I have been on all sides of similar situations: as the one who forgot, the one who needed help, or just a supporting cast member. It is one of the most gut-wrenching feelings to have something so big and so important go wrong. I arrived at the airport for my first trip to Alaska to support my cousin when she ran her first marathon – there was a deadline. I had diligently packed my luggage and thought I was completely prepared.
As I went to check in, I found out that I had failed to put my wallet in my pocket – I wouldn’t be able to board the plane, check in to the hotel or do anything else. While mobile phones were around, I did not own one at that time. The agent asked if there was anyone I could call as she would let me use the agent’s phone so I could try to get the wallet in time for my flight.
I called home, and someone had located the wallet; she then called my wife, who had a mobile phone, and let her know.
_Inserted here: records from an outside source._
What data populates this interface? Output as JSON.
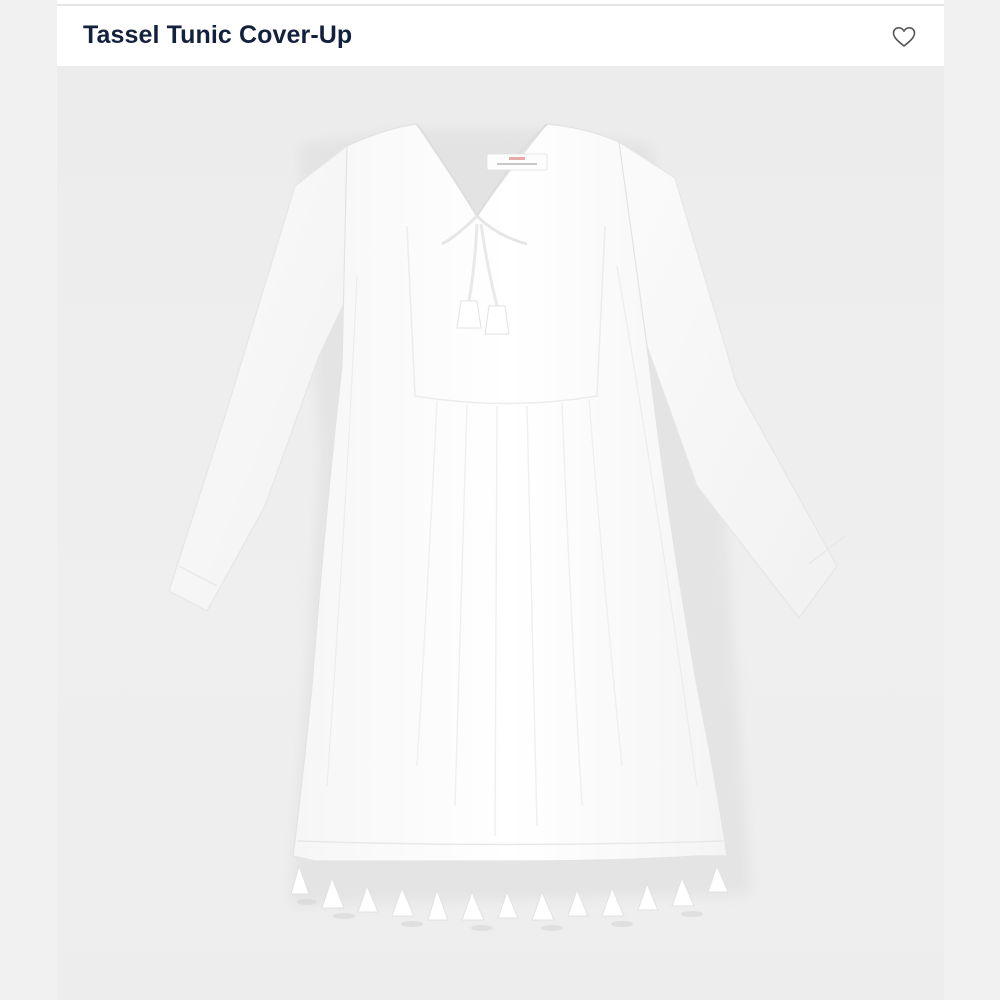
{
  "product": {
    "title": "Tassel Tunic Cover-Up",
    "wishlist_icon": "heart-outline-icon"
  },
  "image": {
    "subject": "white-tunic-photo",
    "background_color": "#eeeeee",
    "garment_color": "#ffffff"
  },
  "colors": {
    "title_text": "#14213d",
    "icon_stroke": "#555555",
    "card_background": "#ffffff",
    "page_background": "#f2f2f2"
  }
}
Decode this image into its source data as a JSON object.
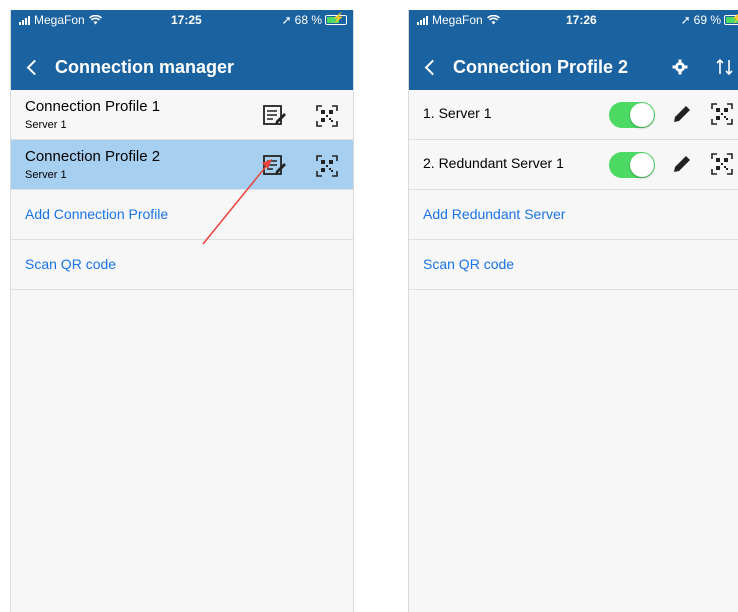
{
  "colors": {
    "nav_bg": "#1b62a0",
    "row_selected_bg": "#a7cff0",
    "link_color": "#1a73e8",
    "toggle_on": "#4cd964",
    "annotation_arrow": "#e8463d"
  },
  "left_screen": {
    "status": {
      "carrier": "MegaFon",
      "time": "17:25",
      "battery_percent": "68 %",
      "battery_level": 0.68
    },
    "nav": {
      "title": "Connection manager",
      "back_icon": "chevron-left-icon"
    },
    "profiles": [
      {
        "title": "Connection Profile 1",
        "subtitle": "Server 1",
        "selected": false,
        "edit_icon": "edit-list-icon",
        "qr_icon": "qr-code-icon"
      },
      {
        "title": "Connection Profile 2",
        "subtitle": "Server 1",
        "selected": true,
        "edit_icon": "edit-list-icon",
        "qr_icon": "qr-code-icon"
      }
    ],
    "actions": {
      "add_profile": "Add Connection Profile",
      "scan_qr": "Scan QR code"
    }
  },
  "right_screen": {
    "status": {
      "carrier": "MegaFon",
      "time": "17:26",
      "battery_percent": "69 %",
      "battery_level": 0.69
    },
    "nav": {
      "title": "Connection Profile 2",
      "back_icon": "chevron-left-icon",
      "settings_icon": "gear-icon",
      "sort_icon": "sort-icon"
    },
    "servers": [
      {
        "label": "1. Server 1",
        "enabled": true,
        "edit_icon": "pencil-icon",
        "qr_icon": "qr-code-icon"
      },
      {
        "label": "2. Redundant Server 1",
        "enabled": true,
        "edit_icon": "pencil-icon",
        "qr_icon": "qr-code-icon"
      }
    ],
    "actions": {
      "add_redundant": "Add Redundant Server",
      "scan_qr": "Scan QR code"
    }
  }
}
She increased her normally high rate of speed to an extremely high rate of speed (at times hitting 100mph). The agent for her part – even without my identification – checked the bag through to the airplane and stated that she’ll “confirm” my identification before the plane takes off, and if I did not make it in time that they would have to hold the plane anyhow to remove the bags of anyone that did not show up (namely me) for security reasons.
With boarding already started, I now had my wallet in hand, and the agent took me to the front of the security checkpoint (this was before Pre-Check). I made it through security on the transport train, and as I was arriving at the boarding gate, the gate agent was making the “last call” for me to board; otherwise, “they would have to cancel my seat and remove my bag.”
In the adrenaline rush of that day, I never got the chance to properly thank everyone involved who choreographed a miracle solution to my situation. A situation that I created – it was all my fault. The employee could have just said, “Not my fault,” or “It is their problem.” They went above and beyond – for me.
When I read stories like these, something that almost immediately pops into my head is the idea that I hope the person who helps to make a miracle happen does not get into trouble. Isn’t that a tragedy? A great story, but the primary concern I think about is the employee experience side of things.
When you consider the measurement of customer experience touchpoints in a customer experience software platform, there is much more to consider than just the customer experience strategy and the customer feedback loop; you have to consider the tactics and the culture surrounding those that make these miracles happen – the frontline employees.
When we look at Voice-of-the-Customer programs that succeed, beyond the tools in the CX Enterprise Software like sentiment analysis, social media analysis tools (like QuestionPro’s CX Reputation), or Outer Loop Closed-Loop Feedback, none of these matter if you do not empower employees to do the right thing and give them some latitude to make adjustments that will hit directly at the emotional engagement of the customer. It is a reason that we are building an Employee & Customer financial linkage analysis into our QuestionPro platform.
Understanding the customer journey can be more informative when you understand the needs and wants of both the customers and the employees. It could be an argument for aligning both Employee and Customer experience under one organizational department, but that is another discussion.
For now, when you go to travel, I can say definitively that you do not want to forget your wallet and your passport – that way, we don’t have to hear about any more of these stores.
Is there something wrong with your customer experience?
When you complete an honest assessment, the outcome can be beneficial, particularly when it comes to your Customer Experience program.
- Take five minutes and complete an audit for your organization here.
You may discover a gap in measurement, an opportunity to improve a process, the place where an organizational shift needs to take place or an opportunity to win a greater share of your customers’ wallets.
We all want that bigger “return”. In this situation, the worst-case scenario is that you’ll get some information that will help your organization since there is no cost or obligation in completing this audit.